───── Data for the task

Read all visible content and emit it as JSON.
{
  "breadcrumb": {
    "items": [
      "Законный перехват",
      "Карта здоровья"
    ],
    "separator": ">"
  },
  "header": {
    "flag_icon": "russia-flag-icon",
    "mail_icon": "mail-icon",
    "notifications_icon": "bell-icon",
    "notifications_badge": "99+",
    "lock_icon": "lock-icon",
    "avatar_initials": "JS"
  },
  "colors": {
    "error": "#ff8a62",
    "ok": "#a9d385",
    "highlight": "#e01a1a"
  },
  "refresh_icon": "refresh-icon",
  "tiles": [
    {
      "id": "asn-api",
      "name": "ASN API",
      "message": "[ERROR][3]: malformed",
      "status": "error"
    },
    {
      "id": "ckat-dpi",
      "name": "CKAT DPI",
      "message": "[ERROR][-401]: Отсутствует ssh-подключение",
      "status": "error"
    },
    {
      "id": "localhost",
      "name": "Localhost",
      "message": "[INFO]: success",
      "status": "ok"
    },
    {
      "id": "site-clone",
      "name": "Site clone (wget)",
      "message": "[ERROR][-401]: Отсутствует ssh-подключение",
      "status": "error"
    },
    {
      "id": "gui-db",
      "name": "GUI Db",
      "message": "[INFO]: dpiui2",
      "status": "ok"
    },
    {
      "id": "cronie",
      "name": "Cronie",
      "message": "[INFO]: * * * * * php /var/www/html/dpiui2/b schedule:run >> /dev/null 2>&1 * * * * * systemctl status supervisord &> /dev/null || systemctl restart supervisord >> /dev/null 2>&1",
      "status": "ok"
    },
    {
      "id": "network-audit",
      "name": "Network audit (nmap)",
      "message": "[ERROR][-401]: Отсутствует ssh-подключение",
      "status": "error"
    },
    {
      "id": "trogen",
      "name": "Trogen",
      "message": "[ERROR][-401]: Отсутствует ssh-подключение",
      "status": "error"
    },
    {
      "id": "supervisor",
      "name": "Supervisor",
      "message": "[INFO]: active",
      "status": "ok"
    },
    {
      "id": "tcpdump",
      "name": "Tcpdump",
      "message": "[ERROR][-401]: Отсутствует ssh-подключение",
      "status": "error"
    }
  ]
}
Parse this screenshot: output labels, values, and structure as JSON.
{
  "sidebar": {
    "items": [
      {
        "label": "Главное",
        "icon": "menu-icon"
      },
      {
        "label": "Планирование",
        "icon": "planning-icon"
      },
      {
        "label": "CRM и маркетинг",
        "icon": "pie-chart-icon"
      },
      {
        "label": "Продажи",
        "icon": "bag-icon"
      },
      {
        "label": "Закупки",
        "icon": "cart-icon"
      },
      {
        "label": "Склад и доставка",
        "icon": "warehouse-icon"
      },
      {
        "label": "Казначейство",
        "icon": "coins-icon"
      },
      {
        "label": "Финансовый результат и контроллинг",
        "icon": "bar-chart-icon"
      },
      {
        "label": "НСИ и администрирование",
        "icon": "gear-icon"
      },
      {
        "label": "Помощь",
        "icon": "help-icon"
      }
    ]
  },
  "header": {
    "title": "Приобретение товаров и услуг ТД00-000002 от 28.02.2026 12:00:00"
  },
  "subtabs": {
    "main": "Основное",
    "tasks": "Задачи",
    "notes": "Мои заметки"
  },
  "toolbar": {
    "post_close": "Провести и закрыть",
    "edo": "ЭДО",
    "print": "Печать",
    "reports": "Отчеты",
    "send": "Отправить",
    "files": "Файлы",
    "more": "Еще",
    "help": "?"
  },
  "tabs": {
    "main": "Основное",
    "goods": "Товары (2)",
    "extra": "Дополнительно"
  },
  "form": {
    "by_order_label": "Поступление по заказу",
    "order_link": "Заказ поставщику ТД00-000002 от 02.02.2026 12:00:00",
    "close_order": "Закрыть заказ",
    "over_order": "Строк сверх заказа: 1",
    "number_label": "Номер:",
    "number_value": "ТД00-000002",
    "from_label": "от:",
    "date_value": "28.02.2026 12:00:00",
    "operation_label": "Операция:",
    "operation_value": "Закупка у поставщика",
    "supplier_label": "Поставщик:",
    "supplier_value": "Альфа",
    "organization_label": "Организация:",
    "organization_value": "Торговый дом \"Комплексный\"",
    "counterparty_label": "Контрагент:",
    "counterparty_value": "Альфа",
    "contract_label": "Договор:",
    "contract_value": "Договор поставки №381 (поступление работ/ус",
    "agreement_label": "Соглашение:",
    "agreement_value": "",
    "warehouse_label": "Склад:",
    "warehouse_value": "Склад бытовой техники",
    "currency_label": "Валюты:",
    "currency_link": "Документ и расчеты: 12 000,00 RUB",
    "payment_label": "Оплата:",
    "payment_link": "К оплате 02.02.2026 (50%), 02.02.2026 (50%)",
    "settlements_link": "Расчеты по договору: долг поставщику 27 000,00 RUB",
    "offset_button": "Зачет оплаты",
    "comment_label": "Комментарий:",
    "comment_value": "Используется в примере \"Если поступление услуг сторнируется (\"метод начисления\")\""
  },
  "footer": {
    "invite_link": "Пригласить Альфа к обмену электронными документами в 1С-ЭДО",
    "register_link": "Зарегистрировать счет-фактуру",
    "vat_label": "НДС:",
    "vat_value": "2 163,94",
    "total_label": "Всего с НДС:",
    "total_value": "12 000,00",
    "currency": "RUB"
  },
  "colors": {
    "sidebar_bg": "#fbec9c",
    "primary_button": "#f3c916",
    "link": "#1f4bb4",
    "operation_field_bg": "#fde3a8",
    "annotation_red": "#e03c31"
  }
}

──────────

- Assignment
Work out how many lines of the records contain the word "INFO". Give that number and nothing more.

- Answer to this task
4